Hello, I need to get a ballpark estimate for the replacement of the
soundboard, bridges and pin block in a 1925 player upright. I require
the numbers for a damage estimate being prepared for a customer who is
filing an insurance claim.
Talk about your heart breakers. Today I had the unfortunate task of
evaluating a severely damaged unit that I finished restoring in 1989.
For financial reasons, this local customer had me spread the process
out over a four year period of time. Once completed, he contacted a
large local newspaper (The Asbury Park Press, Asbury Park, NJ), who
elected to publish a nice article including a picture of Pandora (when
she was an employee) and me standing by the instrument. You can't buy
advertising like that and, as far as we can recollect, we've never posed
for a similar photo. We were dating at that time (see photo).
To make matters even more wrenching, I saw that picture just yesterday,
gracing the top of another customer's player piano, some thirty miles
south of my home. Also a long time customer, he had started collecting
articles about me some ten years earlier when the above article and
picture came out. It was flattering to the point of minor embarrass-
ment. Little did I realize what I would encounter the very next day.
Upon examining the damaged instrument this morning, my heart sank to
my feet as pieces of molding and veneer literally fell off in my hands.
As I started to lift the left side of the piano to examine the back,
the frame felt like jelly and the right toe broke loose from the side,
jump-starting my heart. It's hard to explain the condition of the
soundboard.
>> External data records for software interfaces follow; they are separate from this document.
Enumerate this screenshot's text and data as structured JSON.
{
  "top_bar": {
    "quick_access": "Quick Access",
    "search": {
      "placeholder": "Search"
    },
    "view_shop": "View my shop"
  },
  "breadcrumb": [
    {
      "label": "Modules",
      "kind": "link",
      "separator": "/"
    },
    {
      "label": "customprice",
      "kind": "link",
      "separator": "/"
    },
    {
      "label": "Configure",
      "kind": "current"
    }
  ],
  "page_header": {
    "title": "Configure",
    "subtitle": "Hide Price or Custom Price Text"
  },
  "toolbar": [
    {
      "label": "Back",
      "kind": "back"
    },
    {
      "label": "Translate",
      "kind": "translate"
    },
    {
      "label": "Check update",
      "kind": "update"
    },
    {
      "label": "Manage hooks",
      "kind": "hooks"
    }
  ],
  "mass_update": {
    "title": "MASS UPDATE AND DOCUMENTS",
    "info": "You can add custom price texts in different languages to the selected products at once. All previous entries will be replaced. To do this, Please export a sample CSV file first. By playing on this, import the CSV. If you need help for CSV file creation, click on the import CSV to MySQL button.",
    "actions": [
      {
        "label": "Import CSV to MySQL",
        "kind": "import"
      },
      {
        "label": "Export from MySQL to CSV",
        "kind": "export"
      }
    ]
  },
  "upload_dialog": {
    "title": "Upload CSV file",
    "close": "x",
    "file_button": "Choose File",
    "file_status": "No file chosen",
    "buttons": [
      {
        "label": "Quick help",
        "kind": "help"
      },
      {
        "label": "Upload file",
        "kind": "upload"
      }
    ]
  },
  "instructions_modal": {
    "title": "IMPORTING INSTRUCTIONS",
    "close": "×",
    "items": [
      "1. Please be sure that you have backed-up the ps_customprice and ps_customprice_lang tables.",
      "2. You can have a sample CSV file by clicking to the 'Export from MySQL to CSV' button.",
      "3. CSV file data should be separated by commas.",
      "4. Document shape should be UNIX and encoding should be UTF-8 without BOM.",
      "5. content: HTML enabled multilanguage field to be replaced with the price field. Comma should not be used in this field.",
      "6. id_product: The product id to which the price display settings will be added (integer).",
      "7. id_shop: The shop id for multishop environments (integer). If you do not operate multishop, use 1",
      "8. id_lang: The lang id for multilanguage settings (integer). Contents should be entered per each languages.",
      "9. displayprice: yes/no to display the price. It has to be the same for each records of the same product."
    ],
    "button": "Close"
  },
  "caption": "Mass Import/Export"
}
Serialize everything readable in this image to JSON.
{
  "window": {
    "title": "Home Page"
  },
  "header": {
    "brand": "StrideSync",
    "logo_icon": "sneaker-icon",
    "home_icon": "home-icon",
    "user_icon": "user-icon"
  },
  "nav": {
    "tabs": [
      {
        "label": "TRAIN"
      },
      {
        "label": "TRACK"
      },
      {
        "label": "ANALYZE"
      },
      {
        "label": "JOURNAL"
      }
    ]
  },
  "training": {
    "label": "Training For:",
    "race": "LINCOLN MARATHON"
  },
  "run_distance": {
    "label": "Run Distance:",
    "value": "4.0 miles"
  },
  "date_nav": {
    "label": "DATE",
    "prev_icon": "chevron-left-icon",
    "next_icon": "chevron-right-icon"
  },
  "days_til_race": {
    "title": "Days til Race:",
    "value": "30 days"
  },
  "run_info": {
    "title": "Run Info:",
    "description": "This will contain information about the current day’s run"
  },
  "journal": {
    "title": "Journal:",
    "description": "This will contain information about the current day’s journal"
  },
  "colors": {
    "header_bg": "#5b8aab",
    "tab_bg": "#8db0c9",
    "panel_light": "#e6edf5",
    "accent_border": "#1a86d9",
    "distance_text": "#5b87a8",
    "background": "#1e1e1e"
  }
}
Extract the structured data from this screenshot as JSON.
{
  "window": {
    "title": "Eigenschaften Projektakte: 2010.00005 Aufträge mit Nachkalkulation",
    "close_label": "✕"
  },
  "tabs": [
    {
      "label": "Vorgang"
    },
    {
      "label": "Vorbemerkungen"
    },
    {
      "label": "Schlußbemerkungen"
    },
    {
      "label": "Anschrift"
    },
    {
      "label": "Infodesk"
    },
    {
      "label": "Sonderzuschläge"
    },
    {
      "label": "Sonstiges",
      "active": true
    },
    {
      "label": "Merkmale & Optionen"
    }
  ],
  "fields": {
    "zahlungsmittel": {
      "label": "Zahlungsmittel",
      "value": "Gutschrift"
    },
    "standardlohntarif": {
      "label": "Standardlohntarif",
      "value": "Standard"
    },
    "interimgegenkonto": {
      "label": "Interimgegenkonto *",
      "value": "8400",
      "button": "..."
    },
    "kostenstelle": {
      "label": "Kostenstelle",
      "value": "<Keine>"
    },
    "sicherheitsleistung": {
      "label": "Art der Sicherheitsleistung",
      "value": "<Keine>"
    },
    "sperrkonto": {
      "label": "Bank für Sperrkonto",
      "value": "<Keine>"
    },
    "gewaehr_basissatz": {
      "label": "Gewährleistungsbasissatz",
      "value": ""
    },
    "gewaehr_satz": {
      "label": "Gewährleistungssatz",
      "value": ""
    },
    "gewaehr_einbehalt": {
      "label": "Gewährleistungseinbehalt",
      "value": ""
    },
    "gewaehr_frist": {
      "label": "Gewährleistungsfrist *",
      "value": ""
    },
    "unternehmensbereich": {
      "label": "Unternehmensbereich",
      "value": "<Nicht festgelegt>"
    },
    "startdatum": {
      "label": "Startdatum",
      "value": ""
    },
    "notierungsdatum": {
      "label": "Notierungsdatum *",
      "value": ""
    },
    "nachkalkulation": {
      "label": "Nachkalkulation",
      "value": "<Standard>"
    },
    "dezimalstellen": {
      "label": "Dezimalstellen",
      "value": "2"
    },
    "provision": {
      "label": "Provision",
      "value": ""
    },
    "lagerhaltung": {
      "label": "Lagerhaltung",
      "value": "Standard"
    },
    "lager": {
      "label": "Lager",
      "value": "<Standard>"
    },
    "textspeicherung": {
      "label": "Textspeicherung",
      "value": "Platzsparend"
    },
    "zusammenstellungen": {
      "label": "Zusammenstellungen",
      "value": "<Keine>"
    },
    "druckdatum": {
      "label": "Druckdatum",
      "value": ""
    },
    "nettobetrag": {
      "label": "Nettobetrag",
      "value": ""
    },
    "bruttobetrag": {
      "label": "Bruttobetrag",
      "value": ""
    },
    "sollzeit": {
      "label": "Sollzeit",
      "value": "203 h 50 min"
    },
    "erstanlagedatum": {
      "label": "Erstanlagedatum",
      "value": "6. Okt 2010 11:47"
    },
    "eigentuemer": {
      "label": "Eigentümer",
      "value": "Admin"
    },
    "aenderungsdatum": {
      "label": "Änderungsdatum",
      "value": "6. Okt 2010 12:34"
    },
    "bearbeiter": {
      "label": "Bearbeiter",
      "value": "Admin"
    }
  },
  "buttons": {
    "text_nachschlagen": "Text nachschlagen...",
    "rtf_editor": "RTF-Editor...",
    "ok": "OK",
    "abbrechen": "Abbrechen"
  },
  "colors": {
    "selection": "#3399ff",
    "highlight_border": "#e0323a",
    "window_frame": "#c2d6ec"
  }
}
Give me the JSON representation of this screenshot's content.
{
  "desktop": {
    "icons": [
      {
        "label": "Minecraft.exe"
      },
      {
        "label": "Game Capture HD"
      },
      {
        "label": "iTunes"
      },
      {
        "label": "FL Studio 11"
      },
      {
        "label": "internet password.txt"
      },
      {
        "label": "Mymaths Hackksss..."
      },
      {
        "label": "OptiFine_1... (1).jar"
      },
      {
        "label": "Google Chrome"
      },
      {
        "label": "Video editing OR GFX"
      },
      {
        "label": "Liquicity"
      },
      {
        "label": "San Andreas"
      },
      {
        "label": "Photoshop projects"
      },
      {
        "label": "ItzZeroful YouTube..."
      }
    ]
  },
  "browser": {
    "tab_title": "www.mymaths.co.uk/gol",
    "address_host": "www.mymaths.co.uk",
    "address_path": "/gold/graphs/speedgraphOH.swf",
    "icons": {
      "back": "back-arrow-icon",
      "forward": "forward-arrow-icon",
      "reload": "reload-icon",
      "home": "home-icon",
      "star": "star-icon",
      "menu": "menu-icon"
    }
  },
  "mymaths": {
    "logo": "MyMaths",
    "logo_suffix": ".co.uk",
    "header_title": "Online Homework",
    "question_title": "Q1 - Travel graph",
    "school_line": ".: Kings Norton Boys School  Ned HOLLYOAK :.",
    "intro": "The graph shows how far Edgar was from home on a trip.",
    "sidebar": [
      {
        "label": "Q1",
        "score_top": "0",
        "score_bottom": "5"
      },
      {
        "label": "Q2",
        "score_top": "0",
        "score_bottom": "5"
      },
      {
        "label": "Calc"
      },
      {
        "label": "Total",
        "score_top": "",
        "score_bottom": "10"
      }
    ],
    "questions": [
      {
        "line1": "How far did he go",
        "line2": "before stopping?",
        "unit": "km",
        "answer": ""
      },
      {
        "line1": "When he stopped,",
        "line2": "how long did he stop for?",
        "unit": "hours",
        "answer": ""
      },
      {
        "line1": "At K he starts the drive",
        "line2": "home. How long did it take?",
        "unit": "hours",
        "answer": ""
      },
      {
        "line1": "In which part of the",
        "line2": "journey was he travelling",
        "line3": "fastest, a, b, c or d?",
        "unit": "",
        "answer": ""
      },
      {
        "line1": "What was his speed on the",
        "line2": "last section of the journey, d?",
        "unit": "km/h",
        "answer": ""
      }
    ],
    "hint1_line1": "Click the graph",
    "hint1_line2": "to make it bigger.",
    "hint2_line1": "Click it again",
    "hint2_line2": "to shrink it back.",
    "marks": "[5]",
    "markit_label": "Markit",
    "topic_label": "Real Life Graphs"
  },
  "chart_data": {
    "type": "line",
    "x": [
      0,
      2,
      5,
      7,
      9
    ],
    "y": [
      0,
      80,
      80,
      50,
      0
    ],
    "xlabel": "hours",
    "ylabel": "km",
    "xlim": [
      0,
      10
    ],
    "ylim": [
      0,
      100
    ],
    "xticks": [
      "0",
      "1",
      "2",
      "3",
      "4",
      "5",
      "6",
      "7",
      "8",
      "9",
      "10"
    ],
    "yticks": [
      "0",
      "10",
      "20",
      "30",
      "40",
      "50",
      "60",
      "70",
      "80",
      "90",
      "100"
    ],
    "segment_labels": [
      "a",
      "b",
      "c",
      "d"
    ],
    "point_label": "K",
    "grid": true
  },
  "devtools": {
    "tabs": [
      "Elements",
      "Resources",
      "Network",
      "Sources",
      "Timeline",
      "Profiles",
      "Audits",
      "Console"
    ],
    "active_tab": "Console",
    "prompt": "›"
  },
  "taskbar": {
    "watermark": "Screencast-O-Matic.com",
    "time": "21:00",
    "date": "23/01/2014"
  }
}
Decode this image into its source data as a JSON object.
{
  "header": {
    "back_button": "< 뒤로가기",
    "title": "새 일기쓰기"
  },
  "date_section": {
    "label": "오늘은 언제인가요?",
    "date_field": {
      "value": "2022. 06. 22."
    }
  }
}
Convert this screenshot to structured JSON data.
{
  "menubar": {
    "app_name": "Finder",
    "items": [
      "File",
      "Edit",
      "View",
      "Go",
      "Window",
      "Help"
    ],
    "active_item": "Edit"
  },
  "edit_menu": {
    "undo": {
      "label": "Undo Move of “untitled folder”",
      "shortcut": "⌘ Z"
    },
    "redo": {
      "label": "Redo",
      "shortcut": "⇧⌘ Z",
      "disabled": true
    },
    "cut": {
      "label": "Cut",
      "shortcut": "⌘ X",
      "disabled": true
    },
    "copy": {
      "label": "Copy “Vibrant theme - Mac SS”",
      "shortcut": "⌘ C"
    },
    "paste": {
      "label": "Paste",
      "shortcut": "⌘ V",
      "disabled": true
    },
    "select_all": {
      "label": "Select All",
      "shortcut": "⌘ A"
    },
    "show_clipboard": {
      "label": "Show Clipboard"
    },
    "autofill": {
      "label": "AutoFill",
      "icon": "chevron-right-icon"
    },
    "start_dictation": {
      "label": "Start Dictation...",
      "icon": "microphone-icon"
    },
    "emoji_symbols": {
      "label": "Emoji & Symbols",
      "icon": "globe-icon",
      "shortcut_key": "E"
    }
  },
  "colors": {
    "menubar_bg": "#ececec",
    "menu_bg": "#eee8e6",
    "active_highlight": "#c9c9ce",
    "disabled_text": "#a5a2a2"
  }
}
Numerous large cracks, loose ribs and visible warpage
The piano action was a mess and pieces of loose felt were seen here and
there. The player action, once a delight to pump, just barely worked
when pumped at 'light speed'. And although the new hot hide glue held
amazingly well and the cloth looked and felt excellent, it appeared
that the all the wood had swollen to the point of cracking or coming
apart, and then dried out, leaving large cracks and open joints. The
finish on the cabinet had thousands of expansion cracks but held up
extremely well considering the circumstances, which brings me to the
This past Winter, while the customer was away in Florida, one of pipes
supplying hot water to the base board heating system started leaking.
Estimates are that it continued to leak from approximately two months.
The leak, being in the pipes that ran in the ceiling of the finished
basement room where the piano resided, soon destroyed the ceiling
tiles, which fell to the floor. This allowed the leak to spray an arc
of steaming hot water across the room, about ten feet from the front on
One can only imagine how it must have felt in that room. Visions of a
huge sauna come to mind. Since the floor was raised about three inches
off the concrete, the piano was never in standing water, even though
the thick pile carpeting and padding under the piano was completely
So, that's why I need the estimates. Thanks for your time. Please
send responses to: email@example.com
Hoping yours was a better day,
John A. Tuttle
[ We'll put the photo at the Pictures page. It's fun to see the
[ faces which go with the familiar names at MMD! ;) -- Robbie